┌─ Records to process

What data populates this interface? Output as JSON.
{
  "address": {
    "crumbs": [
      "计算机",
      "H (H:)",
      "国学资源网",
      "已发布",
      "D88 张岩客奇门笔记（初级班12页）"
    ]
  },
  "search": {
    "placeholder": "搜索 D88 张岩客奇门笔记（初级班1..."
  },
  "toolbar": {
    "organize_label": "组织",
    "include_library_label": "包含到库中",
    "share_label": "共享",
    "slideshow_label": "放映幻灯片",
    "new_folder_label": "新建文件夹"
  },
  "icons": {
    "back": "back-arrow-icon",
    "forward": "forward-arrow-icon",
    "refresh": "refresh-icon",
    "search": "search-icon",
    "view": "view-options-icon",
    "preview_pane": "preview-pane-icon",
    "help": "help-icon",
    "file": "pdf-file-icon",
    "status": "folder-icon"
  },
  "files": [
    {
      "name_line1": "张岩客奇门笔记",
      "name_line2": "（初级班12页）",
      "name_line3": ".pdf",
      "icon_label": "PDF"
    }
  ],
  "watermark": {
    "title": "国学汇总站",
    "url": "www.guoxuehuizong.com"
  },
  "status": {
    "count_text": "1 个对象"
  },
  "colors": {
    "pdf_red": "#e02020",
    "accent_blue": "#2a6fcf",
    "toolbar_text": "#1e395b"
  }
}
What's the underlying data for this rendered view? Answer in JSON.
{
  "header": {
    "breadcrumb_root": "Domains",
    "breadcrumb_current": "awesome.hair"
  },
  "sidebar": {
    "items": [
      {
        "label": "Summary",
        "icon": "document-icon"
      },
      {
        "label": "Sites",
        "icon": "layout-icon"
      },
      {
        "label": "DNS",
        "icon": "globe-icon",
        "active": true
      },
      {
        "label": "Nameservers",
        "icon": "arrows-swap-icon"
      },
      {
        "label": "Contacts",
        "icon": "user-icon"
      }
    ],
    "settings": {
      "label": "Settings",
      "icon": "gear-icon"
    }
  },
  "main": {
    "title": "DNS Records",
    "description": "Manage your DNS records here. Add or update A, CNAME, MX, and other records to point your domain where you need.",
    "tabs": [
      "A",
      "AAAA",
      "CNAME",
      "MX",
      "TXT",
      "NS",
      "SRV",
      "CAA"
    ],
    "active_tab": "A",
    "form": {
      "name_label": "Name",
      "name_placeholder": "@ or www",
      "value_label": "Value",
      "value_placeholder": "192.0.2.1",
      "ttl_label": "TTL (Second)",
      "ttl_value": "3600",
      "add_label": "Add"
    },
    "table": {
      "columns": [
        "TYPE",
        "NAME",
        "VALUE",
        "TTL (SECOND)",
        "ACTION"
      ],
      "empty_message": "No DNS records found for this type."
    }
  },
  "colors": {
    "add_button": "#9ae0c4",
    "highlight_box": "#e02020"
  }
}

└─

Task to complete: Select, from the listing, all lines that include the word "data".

Exercise response:
What data populates this interface? Output as JSON.
What's the underlying data for this rendered view? Answer in JSON.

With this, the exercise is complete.